“The key question for Retailers as we perceive it is – how do we ensure none of our staff, if they move on, damage us in a similar way? Well, one point to make clear is that the ICO decided that only Mr Kasim’s actions warranted enforcement. Neither his current or former employer were considered liable for prosecution. However, what maysurprise some is that this is the second, very similar breach the NARS have suffered. On the other case, after ICO investigation, the employee pleaded guilty to unlawfully accessing customer data and was issued with a fine. When compared with Mr Kasim’s custodial sentence the difference is profound. Why is this? Well, we can obviously speculate on a number of issues, but you cannot ignore the recent headlines around GDPR and its enforcement in the UK. Some have perceived the recent £500,000 fine issued to Facebook as trivial. With this in mind I don’t believe it is that much of a leap to suggest the ICO have implemented a precedent whereby they can rely upon the Computer Misuse Act 1990 again in some high-profile, high-impact instances. From a retailer’s perspective, obviously, no one wants their GDPR compliance efforts to be prompted by ICO intervention after an incident or breach. So, how can Retailers progress their compliance efforts without taking much needed effort and resources away from their front-line activities?”

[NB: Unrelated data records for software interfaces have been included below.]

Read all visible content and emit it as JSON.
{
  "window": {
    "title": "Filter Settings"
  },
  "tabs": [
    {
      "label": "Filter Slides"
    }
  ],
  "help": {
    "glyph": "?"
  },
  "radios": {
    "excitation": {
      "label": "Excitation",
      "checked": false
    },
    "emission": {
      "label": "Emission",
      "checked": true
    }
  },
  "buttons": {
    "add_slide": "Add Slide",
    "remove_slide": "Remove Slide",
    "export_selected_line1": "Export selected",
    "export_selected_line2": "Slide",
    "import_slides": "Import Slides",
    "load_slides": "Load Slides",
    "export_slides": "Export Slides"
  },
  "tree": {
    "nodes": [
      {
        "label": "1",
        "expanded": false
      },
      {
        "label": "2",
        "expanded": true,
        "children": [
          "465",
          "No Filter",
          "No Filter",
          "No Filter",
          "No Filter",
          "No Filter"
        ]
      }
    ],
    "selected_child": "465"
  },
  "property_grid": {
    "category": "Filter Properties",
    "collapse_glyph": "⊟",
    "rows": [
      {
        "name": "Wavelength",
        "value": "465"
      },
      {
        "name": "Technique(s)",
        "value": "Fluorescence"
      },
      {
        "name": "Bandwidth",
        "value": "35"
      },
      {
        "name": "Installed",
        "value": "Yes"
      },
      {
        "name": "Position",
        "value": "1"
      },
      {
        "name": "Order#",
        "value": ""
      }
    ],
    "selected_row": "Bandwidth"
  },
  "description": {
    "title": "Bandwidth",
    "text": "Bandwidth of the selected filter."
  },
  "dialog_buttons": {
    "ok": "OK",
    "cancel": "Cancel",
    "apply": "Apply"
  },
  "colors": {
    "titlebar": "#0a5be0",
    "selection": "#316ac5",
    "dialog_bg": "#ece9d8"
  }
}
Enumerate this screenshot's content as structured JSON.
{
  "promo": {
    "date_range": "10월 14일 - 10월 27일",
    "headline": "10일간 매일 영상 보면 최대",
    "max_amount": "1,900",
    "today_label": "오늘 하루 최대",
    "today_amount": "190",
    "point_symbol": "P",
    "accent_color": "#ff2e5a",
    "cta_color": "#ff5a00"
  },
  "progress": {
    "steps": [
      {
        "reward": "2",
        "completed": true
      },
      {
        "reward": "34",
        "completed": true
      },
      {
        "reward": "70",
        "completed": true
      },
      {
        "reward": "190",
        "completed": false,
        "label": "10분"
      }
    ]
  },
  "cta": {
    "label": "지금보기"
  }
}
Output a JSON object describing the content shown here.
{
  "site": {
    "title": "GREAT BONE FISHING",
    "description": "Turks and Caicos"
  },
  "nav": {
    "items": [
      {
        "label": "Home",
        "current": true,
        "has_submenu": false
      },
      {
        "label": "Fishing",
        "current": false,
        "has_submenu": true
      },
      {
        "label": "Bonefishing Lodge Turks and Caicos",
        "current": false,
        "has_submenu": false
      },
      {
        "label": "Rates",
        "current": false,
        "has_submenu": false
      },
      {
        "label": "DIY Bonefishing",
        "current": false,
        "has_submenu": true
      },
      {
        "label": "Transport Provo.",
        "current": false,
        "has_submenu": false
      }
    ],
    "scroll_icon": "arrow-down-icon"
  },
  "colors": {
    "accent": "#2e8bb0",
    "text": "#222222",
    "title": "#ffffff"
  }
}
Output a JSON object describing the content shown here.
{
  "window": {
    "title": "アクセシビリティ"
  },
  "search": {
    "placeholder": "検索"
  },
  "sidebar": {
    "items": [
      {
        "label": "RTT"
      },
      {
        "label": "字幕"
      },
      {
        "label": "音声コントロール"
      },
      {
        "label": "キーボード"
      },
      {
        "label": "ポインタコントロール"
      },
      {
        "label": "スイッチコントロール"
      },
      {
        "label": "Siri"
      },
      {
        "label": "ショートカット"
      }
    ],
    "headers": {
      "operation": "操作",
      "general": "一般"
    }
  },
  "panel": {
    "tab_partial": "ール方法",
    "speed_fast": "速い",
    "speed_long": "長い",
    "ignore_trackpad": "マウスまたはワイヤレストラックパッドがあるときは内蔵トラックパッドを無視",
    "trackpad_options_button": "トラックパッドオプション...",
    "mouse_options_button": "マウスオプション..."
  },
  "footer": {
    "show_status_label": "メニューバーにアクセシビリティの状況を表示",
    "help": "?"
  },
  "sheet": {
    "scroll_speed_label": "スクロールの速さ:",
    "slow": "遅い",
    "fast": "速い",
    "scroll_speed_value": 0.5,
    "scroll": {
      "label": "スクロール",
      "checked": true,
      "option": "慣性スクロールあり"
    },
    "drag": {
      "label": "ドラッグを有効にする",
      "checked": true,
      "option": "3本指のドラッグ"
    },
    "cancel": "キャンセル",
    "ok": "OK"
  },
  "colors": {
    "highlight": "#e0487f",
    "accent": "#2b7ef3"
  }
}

Well, at ASE we feel we understand the demands and challenges for Retailers today and, with this in mind we have developed a bespoke, automotive specific GDPR health-check service designed to provide you with the assurances you need in terms of your current position on compliance, what is and isn’t working and, most importantly, what can you do to ensure you get compliant as quickly and easily as possible. This decision on the ICO’s part to favour the Computer Misuse Act 1990 instead of its more routine sections of enforcement legislation, could be perceived as a real change of attitude and approach. Whenever enforcement is carried out by the ICO our GDPR team analyse the facts, to establish if the case has links to the auto motive sector and what, if any, lessons can be learned;

Duncan Bembridge – ASE Head of GDPR

“In this instance there is a clear link to our sector. If you think about the Kasim case and use, there are many examples in the dealership with similar circumstances tothe data held on Audatex the link is obvious. Mr Kasim left NARS for a new role at a different organisation. However, it is portrayed, Mr Kasim used the customer data provided to his old employer whilst in his new role. The learning for retailers here is that no matter how long what data employees have access to, it belongs to the business, not the individual. Exit interviews should be structured to include reference to the personal data employees have accrued during their employment and written confirmation provided, that they have not taken any of it with them into their new role.”

ASE GDPR Health-check service is designed to quickly identify gaps in compliance, within even the most well-prepared retailer. We have templates and draft documents which can be quickly and easily amended into a retailers pre-existing format to ensure any issues or vulnerabilities our team identify are quickly addressed and action taken to eliminate exposure.

Kevin Symm – ASE Data Protection & Compliance Officer

“One could easily perceive this change of approach by the ICO as the beginnings of a more robust and aggressive enforcer. Criticism has been levelled at the ICO regarding the level of fines issued to, amongst others, Facebook. However, their hands were tied to a certain degree
as the enforceable actions all took place pre-GDPR implementation. However, Mr Kasim’s enforceable actions were conducted between 13 January 2016 and 19 October 2016 so, one could ask, why Facebook weren’t prosecuted under similarly robust enforcement. Well, the ICO know the full details of the case better than anyone else and I would be confident that they have enforced under the correct legislation. However, you cannot fail to see the clear change in their approach and, in our opinion, this could represent the first indication from the ICO that individuals who clearly, knowingly and maliciously misuse, unlawfully process or unlawfully obtain personal data will be prosecuted by the ICO in as aggressive and robust a manner as the legislation allows.”